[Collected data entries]
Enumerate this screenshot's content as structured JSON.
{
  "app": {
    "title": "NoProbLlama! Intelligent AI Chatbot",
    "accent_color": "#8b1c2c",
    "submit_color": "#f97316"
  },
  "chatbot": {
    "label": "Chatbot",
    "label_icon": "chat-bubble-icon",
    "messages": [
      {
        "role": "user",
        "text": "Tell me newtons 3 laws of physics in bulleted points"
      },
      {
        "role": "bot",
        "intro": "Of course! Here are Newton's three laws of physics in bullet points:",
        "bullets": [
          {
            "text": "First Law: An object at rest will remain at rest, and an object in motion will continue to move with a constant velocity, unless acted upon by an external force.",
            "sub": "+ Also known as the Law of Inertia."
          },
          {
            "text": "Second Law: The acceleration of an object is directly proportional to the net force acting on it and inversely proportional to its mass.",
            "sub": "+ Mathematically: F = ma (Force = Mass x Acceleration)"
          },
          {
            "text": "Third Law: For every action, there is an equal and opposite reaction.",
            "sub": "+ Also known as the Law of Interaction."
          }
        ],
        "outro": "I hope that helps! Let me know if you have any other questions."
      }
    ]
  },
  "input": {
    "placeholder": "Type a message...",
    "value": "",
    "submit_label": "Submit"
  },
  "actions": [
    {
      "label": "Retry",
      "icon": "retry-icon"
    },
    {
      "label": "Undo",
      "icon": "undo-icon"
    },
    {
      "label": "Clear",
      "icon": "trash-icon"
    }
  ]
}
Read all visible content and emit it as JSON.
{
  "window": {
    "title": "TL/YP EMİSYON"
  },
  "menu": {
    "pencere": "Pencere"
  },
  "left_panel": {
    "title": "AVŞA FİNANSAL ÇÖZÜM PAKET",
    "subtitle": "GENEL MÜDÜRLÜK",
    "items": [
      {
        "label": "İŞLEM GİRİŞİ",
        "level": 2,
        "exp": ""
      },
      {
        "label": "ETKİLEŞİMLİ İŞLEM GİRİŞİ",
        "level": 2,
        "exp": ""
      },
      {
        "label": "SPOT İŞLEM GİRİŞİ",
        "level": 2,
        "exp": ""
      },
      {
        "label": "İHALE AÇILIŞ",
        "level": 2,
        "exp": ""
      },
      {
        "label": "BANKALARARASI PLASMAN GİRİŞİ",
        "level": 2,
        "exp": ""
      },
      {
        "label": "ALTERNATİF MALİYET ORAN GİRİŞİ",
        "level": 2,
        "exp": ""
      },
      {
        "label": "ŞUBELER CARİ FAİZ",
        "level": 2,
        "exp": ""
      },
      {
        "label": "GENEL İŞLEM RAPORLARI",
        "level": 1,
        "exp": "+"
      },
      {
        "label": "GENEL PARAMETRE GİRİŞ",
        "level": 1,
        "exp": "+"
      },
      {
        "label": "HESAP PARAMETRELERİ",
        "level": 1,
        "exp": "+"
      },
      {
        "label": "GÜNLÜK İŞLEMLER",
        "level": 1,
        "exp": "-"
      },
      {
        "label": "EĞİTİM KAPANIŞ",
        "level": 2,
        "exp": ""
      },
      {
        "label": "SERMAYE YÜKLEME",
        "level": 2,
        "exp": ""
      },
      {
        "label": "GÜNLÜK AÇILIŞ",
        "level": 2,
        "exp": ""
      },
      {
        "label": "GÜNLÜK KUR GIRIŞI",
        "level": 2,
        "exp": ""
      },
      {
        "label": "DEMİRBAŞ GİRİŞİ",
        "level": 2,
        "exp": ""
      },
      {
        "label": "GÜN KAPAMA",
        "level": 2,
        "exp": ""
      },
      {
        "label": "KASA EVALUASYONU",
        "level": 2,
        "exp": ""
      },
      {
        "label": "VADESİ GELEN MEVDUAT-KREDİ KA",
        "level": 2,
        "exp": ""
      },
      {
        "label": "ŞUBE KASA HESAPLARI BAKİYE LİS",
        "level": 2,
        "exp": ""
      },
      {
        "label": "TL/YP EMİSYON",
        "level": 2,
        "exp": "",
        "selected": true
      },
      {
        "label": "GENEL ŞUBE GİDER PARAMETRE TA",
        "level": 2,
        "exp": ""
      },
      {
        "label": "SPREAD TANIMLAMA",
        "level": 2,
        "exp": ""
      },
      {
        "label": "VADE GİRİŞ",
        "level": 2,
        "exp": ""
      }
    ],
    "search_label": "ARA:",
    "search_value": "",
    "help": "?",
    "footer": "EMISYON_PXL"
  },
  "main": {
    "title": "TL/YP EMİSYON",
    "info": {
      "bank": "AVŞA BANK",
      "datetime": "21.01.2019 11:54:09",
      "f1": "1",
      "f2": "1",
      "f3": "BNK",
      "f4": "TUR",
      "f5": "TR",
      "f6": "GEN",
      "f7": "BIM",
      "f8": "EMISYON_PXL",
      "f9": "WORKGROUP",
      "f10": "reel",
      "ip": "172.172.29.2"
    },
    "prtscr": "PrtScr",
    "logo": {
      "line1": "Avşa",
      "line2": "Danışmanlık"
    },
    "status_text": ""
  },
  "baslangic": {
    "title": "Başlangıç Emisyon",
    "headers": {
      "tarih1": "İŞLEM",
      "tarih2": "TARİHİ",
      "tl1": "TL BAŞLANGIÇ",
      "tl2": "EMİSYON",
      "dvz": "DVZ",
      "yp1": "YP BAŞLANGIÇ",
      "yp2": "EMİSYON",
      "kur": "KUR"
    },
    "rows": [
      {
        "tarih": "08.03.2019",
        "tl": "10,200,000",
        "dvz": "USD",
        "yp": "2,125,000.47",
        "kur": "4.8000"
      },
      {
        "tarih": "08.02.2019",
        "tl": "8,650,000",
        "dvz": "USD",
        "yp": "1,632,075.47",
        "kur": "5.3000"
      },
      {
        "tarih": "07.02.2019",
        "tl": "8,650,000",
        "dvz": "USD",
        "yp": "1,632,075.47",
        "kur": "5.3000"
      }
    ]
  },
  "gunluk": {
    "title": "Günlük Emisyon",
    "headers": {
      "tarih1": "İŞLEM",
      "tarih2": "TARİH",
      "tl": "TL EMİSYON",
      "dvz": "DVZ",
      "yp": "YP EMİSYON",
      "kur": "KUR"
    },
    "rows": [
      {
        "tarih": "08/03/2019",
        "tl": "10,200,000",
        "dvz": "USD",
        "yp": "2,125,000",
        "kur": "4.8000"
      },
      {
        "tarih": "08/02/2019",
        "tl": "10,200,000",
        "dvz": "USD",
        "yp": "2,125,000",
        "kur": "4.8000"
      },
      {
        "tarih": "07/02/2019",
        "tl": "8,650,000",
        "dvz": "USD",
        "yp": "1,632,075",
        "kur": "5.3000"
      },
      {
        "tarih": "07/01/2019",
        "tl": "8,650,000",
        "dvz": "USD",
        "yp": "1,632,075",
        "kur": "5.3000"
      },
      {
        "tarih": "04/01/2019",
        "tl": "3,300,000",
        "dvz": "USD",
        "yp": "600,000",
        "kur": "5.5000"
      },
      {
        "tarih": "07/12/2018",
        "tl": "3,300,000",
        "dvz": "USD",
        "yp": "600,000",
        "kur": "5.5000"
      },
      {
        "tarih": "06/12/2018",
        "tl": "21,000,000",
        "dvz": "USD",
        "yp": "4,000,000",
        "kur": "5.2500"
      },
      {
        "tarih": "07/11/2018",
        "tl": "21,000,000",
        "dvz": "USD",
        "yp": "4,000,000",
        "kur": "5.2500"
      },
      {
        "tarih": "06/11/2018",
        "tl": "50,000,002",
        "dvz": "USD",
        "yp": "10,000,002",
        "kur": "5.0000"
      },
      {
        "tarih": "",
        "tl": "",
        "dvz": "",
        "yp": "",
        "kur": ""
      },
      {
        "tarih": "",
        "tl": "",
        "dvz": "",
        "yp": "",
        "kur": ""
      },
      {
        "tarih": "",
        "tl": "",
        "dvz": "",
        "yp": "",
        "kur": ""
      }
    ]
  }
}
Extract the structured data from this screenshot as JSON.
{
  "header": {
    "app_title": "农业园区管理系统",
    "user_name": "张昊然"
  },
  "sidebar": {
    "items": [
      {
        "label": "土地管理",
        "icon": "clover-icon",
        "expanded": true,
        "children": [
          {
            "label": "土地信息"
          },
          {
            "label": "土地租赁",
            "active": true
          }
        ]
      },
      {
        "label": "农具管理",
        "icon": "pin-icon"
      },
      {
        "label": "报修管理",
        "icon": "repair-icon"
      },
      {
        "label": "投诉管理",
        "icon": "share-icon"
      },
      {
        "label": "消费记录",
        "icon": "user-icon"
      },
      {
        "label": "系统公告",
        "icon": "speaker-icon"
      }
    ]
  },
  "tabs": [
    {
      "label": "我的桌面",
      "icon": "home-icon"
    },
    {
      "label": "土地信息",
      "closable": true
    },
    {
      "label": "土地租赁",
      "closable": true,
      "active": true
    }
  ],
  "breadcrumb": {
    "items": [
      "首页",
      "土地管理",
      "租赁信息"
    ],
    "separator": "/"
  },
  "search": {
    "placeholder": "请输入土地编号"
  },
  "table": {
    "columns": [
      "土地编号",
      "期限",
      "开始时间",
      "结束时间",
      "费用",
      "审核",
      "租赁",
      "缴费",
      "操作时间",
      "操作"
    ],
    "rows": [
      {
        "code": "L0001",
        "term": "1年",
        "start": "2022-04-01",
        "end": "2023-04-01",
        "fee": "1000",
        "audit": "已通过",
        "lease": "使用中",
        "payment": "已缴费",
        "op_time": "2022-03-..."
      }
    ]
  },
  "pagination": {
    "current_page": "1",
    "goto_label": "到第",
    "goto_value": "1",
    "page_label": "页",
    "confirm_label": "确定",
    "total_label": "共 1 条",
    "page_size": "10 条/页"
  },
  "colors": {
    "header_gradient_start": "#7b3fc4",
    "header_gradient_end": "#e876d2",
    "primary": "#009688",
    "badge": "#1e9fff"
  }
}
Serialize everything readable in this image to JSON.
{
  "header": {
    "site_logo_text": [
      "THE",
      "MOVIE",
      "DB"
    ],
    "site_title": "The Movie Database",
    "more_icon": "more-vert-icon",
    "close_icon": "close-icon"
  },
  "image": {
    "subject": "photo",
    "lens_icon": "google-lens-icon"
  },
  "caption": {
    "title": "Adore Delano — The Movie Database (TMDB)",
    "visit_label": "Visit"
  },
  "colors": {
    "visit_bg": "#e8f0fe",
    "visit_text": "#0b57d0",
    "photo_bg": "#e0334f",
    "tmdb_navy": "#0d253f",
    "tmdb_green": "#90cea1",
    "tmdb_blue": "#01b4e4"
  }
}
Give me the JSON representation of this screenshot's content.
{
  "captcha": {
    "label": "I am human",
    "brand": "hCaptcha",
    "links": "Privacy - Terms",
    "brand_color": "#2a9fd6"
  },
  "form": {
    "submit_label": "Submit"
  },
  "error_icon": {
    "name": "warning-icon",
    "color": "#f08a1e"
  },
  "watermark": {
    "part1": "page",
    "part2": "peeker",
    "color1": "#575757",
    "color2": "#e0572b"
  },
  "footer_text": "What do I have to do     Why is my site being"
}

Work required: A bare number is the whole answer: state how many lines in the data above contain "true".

Written answer: 6